- Raoul = 6 / 10;
- Ronan = 6 / 10;
- IMDB = 7.2/10;
- Rotten Tomatoes = 7.3/10.
The Thing from Another World (1951) Synopsis:
A crew of army officials and Antartica’s based scientists discover the remains of a flying saucer as well as the body of its pilot, which they intend to bring back to the facility to study it.
The Thing from Another World (1951) Review:
This early horror/sci-fi movie from the ’50s was inspired by John W. Campbell Jr’s novel Who Goes Thereee?, which is also the ancestor of John Carpenter’s masterpiece The Thing that we all know.
The story of this black & white flick is however quite different from Carpenter’s remake. While it still relates the tale of an Antarctic screw who stumbles upon an alien ship, things are a little different here: nobody snatchers, no crew members infected, etc. Instead, you have this one gigantic alien who looks like a Frankenstein made out of the plant and who attack people in a classic Jason-like fashion. The scientific theory behind this alien form is well developed and one of the most fascinating aspects of the film.
Comparing it with Carpenter’s remake isn’t totally fair, but since the vast majority of us will have seen the remake before the original, I’ll do it anyway. The Thing From Another World is a little bit of a disappointment (especially considering the 7.3 ratings on IMBD). The film atmosphere is great and the characters, especially their relationship with the alien and between themselves, are really interesting. But the movie dramatically lacks a bit of surprise. The alien creature does what the humans expect her to do and so falls into the traps without surprise. Aside from the science-fiction aspect, the plot is mainly one of a simple action/creature movie. To further add to the disappointment, the ending was especially lame.

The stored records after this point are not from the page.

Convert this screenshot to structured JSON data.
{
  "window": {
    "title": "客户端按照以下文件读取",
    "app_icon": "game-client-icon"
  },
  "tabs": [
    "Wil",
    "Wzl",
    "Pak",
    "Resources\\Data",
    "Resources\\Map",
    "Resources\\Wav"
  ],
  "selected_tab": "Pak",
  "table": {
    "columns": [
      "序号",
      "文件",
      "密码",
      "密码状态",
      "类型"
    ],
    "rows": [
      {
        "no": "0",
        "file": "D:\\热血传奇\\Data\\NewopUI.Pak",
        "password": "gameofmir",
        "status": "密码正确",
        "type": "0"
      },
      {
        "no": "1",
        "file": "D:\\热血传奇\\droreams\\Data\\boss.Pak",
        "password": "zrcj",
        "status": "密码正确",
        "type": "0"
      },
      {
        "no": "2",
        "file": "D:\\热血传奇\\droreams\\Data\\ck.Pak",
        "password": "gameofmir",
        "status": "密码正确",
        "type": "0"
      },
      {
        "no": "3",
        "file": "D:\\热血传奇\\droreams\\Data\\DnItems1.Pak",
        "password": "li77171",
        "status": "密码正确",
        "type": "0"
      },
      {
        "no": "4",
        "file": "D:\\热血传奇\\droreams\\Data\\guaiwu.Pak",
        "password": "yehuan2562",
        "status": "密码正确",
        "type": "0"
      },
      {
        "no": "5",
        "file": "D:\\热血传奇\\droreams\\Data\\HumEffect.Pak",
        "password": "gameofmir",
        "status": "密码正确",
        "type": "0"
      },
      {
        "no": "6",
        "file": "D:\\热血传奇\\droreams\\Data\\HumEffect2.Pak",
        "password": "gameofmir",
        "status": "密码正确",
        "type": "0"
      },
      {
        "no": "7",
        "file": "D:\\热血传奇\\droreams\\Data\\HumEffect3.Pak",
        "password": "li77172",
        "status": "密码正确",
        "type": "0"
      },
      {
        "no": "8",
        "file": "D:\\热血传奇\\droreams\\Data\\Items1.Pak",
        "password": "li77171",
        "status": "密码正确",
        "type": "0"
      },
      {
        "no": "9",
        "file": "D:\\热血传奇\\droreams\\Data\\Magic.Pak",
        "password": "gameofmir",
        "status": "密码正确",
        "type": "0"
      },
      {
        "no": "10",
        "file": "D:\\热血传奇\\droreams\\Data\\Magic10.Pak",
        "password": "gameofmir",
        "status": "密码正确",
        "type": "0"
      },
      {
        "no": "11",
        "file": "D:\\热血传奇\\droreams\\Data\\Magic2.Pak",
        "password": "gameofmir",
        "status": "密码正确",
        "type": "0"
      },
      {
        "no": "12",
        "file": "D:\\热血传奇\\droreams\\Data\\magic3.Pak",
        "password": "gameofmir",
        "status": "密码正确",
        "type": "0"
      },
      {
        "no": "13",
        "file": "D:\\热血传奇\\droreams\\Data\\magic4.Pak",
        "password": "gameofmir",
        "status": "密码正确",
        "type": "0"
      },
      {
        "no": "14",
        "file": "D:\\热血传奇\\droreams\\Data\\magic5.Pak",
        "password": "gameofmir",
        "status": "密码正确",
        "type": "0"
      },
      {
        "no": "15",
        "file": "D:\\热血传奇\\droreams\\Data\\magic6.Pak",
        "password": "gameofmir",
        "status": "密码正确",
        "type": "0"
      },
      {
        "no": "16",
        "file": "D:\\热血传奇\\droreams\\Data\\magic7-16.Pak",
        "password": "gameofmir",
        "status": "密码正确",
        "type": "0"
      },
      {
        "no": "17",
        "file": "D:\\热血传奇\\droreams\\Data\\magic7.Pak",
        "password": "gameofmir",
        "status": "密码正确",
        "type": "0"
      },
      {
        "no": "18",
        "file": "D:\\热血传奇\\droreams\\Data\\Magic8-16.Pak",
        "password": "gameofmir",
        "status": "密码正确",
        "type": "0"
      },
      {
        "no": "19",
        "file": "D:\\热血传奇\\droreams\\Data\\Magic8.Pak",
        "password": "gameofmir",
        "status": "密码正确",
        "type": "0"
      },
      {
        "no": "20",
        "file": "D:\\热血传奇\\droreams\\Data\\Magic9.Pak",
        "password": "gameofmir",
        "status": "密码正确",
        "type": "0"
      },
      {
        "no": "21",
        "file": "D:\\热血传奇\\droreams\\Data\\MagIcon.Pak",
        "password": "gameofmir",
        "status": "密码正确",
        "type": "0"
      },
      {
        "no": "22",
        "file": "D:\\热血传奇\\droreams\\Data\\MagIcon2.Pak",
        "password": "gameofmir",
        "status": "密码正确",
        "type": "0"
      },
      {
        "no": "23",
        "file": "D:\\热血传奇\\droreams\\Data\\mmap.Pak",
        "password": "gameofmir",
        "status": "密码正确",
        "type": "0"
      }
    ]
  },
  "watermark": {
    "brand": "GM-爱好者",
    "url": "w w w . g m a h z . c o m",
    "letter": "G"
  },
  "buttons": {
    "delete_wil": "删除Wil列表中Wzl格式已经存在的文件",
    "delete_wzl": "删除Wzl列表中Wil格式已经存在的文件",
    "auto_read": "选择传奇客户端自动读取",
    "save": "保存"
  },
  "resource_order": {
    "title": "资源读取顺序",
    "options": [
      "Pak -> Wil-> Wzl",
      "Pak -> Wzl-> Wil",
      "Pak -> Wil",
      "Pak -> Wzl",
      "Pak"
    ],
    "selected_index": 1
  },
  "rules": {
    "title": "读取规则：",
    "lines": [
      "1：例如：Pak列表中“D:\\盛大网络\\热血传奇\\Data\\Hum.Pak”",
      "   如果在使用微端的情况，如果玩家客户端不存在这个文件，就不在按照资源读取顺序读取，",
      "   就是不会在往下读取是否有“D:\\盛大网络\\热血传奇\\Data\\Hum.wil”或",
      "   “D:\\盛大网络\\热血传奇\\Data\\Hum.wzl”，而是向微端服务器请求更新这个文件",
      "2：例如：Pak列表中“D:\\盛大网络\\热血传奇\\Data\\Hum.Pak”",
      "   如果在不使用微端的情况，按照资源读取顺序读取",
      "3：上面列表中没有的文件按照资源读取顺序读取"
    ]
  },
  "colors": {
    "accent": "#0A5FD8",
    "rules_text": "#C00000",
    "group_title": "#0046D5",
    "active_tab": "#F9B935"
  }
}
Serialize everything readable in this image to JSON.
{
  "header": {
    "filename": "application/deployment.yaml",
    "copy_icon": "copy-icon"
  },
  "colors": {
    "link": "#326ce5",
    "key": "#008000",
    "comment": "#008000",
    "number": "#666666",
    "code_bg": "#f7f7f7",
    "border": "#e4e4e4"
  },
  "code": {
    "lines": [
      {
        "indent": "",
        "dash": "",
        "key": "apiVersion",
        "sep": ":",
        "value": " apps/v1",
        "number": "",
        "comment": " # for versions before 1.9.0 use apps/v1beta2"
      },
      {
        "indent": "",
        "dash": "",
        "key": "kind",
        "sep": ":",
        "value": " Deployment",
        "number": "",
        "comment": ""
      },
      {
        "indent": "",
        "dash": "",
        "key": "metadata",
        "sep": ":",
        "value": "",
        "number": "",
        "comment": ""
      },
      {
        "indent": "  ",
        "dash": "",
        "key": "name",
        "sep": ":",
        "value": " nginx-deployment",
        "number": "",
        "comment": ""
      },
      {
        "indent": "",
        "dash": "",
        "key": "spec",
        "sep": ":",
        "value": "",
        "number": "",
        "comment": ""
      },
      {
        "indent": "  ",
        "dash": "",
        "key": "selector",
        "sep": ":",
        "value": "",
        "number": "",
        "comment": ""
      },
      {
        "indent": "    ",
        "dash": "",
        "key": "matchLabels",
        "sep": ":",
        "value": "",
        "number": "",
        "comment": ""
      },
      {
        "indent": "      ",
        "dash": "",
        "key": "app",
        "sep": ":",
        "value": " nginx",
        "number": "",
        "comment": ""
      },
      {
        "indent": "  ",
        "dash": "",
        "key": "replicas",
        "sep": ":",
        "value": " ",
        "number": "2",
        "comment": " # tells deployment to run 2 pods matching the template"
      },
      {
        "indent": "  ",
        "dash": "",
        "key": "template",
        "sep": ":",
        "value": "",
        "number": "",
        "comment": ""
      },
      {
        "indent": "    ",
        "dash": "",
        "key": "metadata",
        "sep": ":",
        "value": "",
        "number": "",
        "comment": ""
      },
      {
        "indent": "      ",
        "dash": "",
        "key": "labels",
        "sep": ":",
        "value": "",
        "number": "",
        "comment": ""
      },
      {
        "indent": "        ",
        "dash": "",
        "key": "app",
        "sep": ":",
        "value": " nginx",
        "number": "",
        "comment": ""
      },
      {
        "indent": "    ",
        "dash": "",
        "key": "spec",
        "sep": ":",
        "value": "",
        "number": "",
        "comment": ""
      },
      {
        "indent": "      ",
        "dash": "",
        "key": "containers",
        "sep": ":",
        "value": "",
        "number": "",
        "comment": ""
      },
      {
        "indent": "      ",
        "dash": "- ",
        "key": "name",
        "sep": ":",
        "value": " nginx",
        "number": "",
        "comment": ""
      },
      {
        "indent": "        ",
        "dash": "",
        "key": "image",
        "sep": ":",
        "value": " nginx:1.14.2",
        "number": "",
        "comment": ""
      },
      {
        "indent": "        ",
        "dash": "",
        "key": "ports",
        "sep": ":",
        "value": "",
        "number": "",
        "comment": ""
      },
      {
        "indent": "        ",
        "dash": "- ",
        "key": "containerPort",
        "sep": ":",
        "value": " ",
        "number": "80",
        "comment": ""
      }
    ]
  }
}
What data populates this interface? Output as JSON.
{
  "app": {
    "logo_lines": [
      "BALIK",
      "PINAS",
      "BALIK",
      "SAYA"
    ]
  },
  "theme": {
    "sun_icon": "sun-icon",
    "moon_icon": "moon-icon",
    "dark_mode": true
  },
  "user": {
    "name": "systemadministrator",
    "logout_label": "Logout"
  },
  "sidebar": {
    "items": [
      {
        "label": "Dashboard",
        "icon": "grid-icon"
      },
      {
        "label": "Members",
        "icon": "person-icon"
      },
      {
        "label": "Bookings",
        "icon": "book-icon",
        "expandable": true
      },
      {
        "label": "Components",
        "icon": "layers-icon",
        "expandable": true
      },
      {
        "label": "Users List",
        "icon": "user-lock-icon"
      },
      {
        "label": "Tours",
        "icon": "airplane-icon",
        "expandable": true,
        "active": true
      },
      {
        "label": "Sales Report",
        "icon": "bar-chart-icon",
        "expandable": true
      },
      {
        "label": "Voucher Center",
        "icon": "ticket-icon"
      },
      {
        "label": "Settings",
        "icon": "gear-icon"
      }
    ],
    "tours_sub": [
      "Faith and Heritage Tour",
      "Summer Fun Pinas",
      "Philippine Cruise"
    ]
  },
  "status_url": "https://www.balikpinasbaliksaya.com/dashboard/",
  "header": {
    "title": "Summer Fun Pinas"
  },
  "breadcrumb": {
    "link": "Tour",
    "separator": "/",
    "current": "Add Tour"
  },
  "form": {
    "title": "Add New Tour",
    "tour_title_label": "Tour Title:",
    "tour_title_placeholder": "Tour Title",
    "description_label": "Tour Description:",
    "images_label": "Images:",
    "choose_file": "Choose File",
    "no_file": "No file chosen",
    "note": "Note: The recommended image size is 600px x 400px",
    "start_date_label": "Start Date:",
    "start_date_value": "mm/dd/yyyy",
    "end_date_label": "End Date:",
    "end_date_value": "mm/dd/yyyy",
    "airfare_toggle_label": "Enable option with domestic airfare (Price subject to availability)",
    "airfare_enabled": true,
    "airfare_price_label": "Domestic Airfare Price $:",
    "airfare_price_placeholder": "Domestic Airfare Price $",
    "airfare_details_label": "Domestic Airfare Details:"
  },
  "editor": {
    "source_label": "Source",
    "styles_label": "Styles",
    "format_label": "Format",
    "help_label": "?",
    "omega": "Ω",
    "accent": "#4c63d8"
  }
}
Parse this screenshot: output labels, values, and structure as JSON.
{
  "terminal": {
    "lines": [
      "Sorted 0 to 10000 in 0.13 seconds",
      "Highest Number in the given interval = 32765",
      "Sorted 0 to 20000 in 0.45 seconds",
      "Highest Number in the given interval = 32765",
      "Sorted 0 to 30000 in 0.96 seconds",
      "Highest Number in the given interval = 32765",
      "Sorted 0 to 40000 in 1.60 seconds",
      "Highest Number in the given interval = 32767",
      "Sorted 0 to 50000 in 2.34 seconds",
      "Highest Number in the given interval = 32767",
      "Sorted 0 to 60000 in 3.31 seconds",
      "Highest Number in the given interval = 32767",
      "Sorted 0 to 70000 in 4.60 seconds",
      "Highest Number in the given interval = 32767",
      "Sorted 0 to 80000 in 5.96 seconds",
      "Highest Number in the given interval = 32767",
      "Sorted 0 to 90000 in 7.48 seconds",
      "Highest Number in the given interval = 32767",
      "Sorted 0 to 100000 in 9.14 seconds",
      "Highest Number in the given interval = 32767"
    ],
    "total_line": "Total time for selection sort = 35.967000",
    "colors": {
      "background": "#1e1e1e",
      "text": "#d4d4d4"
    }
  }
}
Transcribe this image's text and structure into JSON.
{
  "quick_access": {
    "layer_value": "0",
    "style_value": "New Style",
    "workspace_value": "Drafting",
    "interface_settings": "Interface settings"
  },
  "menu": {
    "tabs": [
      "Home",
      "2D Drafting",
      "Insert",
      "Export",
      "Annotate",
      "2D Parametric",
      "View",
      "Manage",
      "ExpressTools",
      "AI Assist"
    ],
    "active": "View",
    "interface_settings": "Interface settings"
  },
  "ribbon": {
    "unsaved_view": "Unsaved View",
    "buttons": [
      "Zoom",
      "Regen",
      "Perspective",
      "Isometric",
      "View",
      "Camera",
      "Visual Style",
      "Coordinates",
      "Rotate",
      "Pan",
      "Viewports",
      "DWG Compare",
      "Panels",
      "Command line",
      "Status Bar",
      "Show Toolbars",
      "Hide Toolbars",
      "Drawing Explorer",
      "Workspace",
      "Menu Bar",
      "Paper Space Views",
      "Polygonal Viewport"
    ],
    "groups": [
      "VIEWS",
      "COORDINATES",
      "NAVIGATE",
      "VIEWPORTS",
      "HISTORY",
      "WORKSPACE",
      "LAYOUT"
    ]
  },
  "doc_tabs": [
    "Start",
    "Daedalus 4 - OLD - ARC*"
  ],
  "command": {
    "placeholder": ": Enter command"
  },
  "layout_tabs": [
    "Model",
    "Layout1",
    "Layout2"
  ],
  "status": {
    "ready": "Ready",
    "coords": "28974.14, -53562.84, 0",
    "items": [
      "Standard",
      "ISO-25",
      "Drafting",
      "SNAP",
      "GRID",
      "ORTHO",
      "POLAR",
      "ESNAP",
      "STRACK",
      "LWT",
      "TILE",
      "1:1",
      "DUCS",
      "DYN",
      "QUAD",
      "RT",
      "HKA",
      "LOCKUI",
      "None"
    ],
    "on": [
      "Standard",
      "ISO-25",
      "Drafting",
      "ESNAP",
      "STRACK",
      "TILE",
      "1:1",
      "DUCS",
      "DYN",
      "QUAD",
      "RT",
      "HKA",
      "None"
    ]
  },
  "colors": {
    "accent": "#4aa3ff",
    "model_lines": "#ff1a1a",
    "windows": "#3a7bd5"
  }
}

I guess it remains a decent movie if you do not try to compare it (as I just did) to the remake, but that’s difficult. Instead, try and think of it for what it truly is: one of the great horror successes of the ’50s.